## DATA SECTION
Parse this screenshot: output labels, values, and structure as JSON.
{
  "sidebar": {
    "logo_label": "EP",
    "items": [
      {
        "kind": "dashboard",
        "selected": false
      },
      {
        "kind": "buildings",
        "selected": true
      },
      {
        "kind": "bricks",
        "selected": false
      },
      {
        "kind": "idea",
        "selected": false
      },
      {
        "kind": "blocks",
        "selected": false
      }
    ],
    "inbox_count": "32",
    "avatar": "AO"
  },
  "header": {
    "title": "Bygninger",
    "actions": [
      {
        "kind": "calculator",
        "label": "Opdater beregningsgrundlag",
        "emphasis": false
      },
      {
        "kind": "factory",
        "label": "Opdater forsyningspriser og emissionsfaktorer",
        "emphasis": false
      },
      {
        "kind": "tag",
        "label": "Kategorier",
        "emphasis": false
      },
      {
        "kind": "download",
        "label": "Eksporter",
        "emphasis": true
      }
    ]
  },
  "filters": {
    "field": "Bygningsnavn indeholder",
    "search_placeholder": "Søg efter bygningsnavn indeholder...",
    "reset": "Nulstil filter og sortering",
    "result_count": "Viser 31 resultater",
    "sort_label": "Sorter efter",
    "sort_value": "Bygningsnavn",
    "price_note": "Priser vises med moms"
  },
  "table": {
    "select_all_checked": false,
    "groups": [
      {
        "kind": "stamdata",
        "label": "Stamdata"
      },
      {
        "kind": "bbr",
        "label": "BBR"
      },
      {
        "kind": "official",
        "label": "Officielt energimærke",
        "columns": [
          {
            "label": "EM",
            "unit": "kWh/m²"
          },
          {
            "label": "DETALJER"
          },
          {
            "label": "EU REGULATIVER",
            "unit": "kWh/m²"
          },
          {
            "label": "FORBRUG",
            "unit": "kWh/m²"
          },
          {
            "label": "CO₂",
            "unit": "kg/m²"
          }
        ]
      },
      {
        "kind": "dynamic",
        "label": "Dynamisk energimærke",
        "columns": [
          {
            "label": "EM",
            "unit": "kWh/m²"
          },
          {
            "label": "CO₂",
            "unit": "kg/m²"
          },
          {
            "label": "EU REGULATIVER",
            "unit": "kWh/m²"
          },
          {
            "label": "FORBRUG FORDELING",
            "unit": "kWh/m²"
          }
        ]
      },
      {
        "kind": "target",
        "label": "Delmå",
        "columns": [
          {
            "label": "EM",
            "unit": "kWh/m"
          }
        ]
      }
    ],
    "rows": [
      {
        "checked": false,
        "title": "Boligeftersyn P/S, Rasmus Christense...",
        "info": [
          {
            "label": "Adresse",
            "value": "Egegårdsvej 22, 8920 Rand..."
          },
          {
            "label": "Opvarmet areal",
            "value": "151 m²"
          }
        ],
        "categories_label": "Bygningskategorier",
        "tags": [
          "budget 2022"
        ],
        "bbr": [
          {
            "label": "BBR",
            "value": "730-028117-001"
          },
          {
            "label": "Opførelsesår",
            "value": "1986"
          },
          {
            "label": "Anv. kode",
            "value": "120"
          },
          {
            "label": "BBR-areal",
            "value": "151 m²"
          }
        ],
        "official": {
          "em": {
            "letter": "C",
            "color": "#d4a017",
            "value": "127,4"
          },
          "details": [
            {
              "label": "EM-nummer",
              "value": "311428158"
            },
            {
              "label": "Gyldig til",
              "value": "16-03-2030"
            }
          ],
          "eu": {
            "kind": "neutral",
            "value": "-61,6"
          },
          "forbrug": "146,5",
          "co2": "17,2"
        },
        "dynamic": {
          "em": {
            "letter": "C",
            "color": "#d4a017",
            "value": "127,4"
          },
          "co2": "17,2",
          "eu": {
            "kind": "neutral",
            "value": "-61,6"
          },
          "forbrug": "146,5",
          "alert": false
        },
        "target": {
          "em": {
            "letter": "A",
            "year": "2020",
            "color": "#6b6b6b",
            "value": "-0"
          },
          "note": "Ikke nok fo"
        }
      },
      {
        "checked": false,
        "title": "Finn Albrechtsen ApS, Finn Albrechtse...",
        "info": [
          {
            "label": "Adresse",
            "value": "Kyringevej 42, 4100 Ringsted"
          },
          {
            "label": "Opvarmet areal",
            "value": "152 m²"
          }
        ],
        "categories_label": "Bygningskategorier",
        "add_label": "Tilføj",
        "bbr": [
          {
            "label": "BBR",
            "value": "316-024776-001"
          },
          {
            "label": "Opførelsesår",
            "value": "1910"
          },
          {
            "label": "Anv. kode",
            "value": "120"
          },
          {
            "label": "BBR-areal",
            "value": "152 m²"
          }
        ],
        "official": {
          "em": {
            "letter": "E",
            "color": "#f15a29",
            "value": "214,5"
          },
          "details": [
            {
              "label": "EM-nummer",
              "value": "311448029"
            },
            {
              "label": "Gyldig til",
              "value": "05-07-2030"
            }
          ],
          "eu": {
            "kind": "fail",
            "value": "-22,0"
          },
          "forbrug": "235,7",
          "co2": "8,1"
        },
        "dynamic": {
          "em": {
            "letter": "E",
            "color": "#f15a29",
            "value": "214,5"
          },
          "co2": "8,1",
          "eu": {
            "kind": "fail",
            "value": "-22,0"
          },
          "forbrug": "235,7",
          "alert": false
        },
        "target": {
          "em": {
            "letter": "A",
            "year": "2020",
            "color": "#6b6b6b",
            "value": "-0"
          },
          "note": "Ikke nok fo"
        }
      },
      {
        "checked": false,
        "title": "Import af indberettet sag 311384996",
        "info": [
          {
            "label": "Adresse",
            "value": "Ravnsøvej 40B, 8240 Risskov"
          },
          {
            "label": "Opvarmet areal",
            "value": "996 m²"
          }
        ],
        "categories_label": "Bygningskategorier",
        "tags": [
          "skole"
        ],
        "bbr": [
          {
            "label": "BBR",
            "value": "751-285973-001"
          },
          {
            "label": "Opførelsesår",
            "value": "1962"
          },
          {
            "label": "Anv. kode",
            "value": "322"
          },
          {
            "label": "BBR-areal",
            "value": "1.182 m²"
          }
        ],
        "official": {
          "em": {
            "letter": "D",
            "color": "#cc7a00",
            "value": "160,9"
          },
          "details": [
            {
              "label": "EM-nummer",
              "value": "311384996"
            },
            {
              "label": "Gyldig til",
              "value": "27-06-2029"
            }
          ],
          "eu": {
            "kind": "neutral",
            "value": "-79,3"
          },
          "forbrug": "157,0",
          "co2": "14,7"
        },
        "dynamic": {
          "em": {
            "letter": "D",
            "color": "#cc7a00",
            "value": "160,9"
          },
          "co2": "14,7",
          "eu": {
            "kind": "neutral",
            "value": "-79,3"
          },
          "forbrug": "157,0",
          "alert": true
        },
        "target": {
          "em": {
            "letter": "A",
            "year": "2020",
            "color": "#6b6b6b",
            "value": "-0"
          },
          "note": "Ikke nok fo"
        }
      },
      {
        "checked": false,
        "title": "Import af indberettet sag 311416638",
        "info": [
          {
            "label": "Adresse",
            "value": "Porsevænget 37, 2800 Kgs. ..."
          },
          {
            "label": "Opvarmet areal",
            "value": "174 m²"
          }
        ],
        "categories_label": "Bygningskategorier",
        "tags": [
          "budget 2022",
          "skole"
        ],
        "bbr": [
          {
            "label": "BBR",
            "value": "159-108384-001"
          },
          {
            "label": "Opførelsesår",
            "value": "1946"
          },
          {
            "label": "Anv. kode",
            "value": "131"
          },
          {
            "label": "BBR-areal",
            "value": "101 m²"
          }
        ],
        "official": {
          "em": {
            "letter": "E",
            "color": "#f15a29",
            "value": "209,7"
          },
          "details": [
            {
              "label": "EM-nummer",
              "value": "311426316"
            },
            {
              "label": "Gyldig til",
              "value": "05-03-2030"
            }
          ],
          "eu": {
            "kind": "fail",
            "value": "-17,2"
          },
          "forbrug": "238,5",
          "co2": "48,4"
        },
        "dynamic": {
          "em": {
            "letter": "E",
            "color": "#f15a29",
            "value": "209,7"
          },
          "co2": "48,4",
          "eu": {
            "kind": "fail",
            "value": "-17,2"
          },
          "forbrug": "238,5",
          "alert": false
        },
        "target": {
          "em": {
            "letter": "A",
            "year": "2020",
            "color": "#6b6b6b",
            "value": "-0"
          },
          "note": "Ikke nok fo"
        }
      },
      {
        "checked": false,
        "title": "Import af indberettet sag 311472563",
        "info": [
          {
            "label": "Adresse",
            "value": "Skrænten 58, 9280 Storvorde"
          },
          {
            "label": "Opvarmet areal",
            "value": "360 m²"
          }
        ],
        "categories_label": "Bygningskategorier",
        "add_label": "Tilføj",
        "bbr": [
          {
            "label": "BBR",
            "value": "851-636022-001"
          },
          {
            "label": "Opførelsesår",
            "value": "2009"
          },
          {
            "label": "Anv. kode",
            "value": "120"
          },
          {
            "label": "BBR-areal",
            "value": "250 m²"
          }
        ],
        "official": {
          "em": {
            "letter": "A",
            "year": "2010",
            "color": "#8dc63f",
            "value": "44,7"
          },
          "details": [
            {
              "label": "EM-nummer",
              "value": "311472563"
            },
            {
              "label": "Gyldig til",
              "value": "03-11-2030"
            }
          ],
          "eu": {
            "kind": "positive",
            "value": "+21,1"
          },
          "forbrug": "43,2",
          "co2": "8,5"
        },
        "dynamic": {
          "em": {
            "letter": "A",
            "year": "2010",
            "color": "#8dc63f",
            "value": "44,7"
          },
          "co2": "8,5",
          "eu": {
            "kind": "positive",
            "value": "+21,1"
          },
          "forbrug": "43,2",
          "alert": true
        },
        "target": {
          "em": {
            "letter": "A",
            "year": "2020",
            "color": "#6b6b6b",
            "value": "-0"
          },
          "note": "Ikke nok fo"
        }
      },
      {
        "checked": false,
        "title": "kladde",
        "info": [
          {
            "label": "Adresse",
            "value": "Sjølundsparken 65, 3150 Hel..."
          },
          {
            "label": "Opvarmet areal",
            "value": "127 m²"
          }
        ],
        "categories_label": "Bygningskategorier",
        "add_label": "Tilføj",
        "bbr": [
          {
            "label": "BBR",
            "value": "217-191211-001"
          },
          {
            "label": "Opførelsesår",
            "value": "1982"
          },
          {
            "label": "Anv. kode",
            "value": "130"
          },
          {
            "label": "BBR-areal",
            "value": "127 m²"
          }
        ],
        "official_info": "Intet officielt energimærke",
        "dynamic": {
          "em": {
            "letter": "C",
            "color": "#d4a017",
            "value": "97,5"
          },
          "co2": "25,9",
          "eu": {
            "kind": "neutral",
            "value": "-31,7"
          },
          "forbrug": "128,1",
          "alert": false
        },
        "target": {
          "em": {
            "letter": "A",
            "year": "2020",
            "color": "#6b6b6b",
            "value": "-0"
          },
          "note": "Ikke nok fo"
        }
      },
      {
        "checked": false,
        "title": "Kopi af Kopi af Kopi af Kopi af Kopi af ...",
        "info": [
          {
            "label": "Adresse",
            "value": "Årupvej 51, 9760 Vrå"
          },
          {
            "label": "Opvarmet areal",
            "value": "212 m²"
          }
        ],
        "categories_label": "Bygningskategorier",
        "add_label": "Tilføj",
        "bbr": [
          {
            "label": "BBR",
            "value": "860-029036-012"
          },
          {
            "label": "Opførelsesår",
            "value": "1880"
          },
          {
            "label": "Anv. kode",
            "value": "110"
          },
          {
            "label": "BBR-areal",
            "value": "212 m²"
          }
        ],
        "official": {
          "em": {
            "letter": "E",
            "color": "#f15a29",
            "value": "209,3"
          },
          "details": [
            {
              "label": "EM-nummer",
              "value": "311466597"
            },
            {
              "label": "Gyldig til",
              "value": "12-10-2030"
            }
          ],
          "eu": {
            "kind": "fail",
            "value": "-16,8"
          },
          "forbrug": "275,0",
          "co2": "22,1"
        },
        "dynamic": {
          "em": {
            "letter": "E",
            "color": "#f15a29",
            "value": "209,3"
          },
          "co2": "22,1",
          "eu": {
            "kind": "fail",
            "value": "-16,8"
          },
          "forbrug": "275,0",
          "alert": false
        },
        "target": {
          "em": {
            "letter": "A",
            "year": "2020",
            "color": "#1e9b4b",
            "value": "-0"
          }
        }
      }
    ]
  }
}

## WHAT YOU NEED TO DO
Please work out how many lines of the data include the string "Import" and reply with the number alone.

## WRITTEN RESPONSE
3